*What you need to do*:
Go through the material below and copy each line where the word "source" appears.

*Supplied records*:
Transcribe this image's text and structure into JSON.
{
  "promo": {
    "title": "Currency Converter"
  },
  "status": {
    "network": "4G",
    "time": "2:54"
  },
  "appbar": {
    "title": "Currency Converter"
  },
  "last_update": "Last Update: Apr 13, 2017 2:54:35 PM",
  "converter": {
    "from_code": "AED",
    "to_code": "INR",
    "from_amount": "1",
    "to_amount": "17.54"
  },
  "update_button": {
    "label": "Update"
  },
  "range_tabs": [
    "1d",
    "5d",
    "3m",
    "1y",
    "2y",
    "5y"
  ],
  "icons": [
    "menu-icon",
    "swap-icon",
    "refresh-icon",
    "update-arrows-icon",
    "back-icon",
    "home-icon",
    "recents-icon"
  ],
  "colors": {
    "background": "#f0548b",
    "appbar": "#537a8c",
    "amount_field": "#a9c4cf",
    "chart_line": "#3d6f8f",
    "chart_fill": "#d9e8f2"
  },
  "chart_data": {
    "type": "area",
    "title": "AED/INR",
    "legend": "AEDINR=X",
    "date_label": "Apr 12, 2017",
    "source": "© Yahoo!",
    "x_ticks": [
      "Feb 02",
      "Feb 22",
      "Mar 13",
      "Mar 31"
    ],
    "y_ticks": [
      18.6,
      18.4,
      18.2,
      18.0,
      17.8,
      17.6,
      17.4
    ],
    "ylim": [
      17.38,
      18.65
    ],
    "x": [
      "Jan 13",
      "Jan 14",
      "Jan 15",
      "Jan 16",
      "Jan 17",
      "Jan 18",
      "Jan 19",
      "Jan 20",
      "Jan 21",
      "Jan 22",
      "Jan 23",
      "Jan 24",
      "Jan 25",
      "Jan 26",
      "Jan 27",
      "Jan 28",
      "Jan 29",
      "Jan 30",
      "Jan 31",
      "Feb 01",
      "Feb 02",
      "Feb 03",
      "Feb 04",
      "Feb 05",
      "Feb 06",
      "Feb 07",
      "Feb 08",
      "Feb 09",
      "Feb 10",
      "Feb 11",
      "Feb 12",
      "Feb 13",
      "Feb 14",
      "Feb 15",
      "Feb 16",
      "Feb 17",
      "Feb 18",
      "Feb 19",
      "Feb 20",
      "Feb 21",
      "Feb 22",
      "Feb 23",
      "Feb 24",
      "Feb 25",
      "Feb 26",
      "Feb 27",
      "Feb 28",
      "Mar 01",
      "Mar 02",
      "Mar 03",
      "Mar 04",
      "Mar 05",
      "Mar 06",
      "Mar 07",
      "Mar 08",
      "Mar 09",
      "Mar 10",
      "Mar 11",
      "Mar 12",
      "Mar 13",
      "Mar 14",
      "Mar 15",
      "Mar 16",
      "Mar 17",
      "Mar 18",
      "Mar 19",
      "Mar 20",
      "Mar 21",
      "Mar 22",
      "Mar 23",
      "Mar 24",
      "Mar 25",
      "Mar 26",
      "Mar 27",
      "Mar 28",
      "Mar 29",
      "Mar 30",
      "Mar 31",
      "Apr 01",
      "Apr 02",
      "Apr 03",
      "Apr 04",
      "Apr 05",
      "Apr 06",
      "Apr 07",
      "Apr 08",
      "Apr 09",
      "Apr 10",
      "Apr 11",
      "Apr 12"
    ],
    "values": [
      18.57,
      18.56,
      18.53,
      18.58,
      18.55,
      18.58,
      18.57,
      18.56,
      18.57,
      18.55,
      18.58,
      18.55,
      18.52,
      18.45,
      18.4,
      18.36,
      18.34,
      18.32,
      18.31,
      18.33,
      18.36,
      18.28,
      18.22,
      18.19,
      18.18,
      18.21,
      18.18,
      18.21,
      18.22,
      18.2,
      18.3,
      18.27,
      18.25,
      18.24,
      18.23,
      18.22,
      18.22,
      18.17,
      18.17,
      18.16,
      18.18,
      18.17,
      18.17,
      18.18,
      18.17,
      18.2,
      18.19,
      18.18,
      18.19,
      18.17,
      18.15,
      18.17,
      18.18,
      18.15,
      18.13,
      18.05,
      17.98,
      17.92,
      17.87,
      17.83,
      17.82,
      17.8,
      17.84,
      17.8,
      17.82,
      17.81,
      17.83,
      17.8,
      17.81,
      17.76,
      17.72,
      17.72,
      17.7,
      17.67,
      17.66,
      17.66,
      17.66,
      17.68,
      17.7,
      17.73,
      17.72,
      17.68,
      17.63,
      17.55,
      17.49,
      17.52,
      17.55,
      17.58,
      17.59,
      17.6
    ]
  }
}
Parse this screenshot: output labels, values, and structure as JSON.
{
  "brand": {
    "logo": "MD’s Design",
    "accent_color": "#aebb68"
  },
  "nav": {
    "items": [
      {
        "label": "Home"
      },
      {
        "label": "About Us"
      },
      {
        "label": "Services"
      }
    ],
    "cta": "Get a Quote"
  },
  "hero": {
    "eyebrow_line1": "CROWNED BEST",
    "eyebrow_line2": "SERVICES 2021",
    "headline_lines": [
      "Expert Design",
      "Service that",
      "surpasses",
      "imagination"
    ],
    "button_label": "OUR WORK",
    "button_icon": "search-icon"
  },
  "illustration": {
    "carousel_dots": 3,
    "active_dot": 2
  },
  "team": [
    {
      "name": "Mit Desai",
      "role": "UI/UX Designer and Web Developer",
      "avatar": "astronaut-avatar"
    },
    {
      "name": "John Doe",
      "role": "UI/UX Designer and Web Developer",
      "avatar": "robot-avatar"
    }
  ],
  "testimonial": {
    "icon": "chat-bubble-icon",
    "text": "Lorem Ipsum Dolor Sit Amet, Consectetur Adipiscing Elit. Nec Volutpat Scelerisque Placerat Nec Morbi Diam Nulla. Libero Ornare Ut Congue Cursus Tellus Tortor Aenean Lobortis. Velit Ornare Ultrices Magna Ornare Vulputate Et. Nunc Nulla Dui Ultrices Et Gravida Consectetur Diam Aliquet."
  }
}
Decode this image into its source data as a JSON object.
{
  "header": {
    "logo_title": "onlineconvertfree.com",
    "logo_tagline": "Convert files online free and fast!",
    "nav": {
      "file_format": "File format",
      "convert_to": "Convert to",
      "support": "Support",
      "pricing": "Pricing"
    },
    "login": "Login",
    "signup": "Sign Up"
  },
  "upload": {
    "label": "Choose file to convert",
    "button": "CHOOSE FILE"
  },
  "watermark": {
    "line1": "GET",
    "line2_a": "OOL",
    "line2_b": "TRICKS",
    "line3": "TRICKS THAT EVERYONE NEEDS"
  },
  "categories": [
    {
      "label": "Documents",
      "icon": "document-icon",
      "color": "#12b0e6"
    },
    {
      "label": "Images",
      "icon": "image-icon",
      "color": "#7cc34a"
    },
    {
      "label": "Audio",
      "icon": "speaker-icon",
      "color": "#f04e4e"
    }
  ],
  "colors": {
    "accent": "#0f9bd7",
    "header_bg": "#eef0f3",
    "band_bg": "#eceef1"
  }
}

*Solved problem*:
    "source": "© Yahoo!",
Decode this image into its source data as a JSON object.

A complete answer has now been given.